After flying into DC on Monday, I spent the two days leading up to Christmas hanging with my dad. Honestly, I’d been dreading this trip home for a long while. In the past year, every time I’ve spoken to dad on the phone, he has not sounded well. About a week ago, he asked me to research a few things, and I gave him pushback, telling him that he ought to be Googling these things on his own before asking me for help. My reluctance to help upset him. In my defense, my point was that he’s a smart, resourceful person: he is entirely capable of typing something into Google to locate initial info. He responded, explaining that he’s not in a good state mentally… I, of all people, understand how a shitty mental state can be debilitating and paralyzing. But fuck man, how long is this going to continue without him trying to change the situation? He’s given up on life, but you know what? Life is not over yet, so unless death is coming very soon, figure out a different approach to change the result. Sure, maybe all these tasks are actually ways for him to create some kind of conversational topic with me. That’s certainly very possible considering we don’t really have engaging talks. Still, something’s gotta give.
For my visit, I set a few goals in my head to 1) try and get him out of the house to do new things and explore new places 2) get him exercising again 3) discuss reaching out to his old friends to refresh his old networks. In the two days, we got along pretty well and got a lot done. We handled my grandfather’s car– getting it towed, serviced, and then driven back to Frederick in the pouring rain, tried some new restaurants, walked around the neighborhood, and did some Chinese calligraphy together. I realized that my father is actually a very solitary person: he enjoys introverted activities like reading Chinese history and philosophy, playing Sudoku and Chinese crosswords, watching Chinese soaps, and following Taiwan politics.

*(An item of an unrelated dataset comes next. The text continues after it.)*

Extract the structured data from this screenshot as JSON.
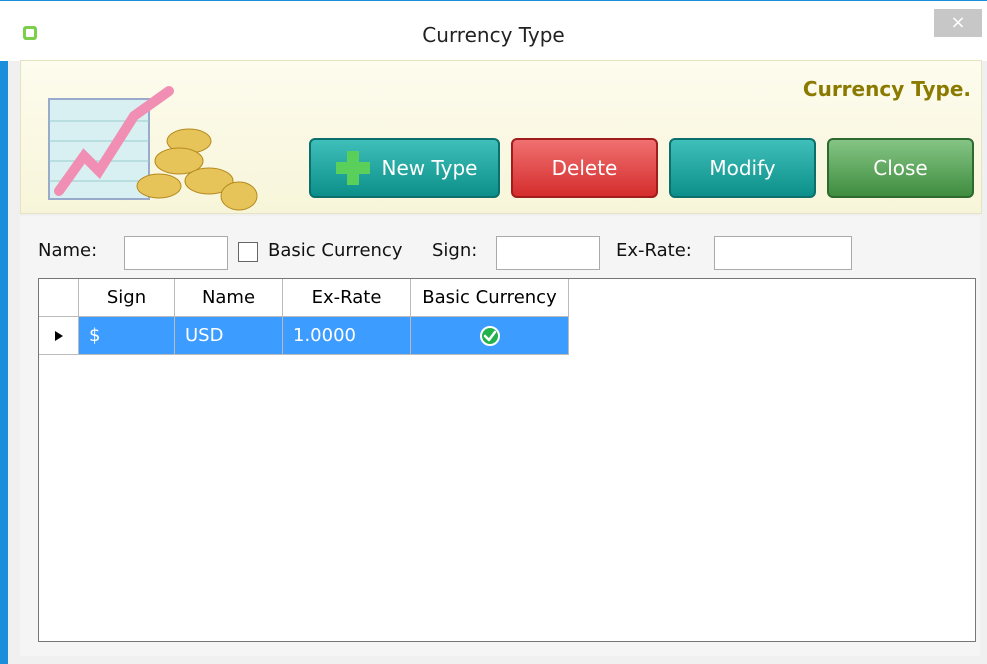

In true conflict-seeking fashion, we did talk a bit about his unhappiness. As I suspected, it’s related to failed/unmet life expectations. It always blows my mind how potent the desire is to have a family and grandkids. I know that this wish is not limited to my dad. I think in both cultures, it’s a really strong force. On one hand, the defiant part of me is quick to dismiss this high value being placed on something that is overly controlling and unfair, but the truth is: dad’s not unhappy bc he wants to upset me or blame me. He just truly values family, and the thought that neither child will continue a legacy strips meaning from his life, bc that was so much of what motivated him to accomplish and succeed in the first place. For me, in some overly simplistic view, I acknowledge being directly responsible for thwarting his dream. It’s a burden that I just have to bear. Sure, I feel frustration and anger that his happiness depends on my and Johnny’s actions. And yet, if I reflect on my own issues this entire past year, similarly, I have chosen to let external factors (say, my shitty job) dictate my mood and happiness. If I chastise him for choosing misery, I must blame myself for doing the same.
The other day, we were out in downtown Frederick, where I saw all these people walking their dogs. I so wanted to touch and pet all these cute fur balls. Seeing these sprightly pups made me miss my Marty and also think about future doggies I might adopt. When I see kids, I don’t really have that same instant affinity. Sure, sometimes those kiddos (esp the interracial ones) are fucking adorable and cute, but generally, I don’t gush about kids. I realized that my reaction to seeing/having dogs is probably just as strong and natural and instinctive as my parents’ (and most people’s) feelings about kids. Likewise, my (non) reaction to kids is like my parents’ disinterest with dogs.
When I was a child, I never planned on being child-free. I do think witnessing how my parents raised my brother and seeing other very complicated parent-child relationships in my family, I just got really turned off. As an adult, the allure of kids simply doesn’t exist. With my parents, they don’t understand why anyone would invest the time, energy, and money into raising pets– esp since they live such short lives. Frankly, I don’t understand why people commit to kids– they are such a gamble and then the whole situation lasts a lifetime AND is totally irreversible!!
It’s hard to see my father unhappy. He probably thinks that having a grandchild would cure him of his misery, just like when I was a kid, I thought all would be right in the world once I got a dog. If only life were so easy. I’m sure that if he had a grandchild, something else would be unfulfilled or worth complaining about. That’s the thing about unhappy people: they fail to really appreciate all the good things in their lives; rather, they just obsess over everything that is wrong. I feel sad that I have disappointed my parents and my family, but what can be done: I don’t want children, and this has been true since my early 20s.
All I can do now is try to change my own actions and outlook to improve my own happiness. I am hopeful for 2016.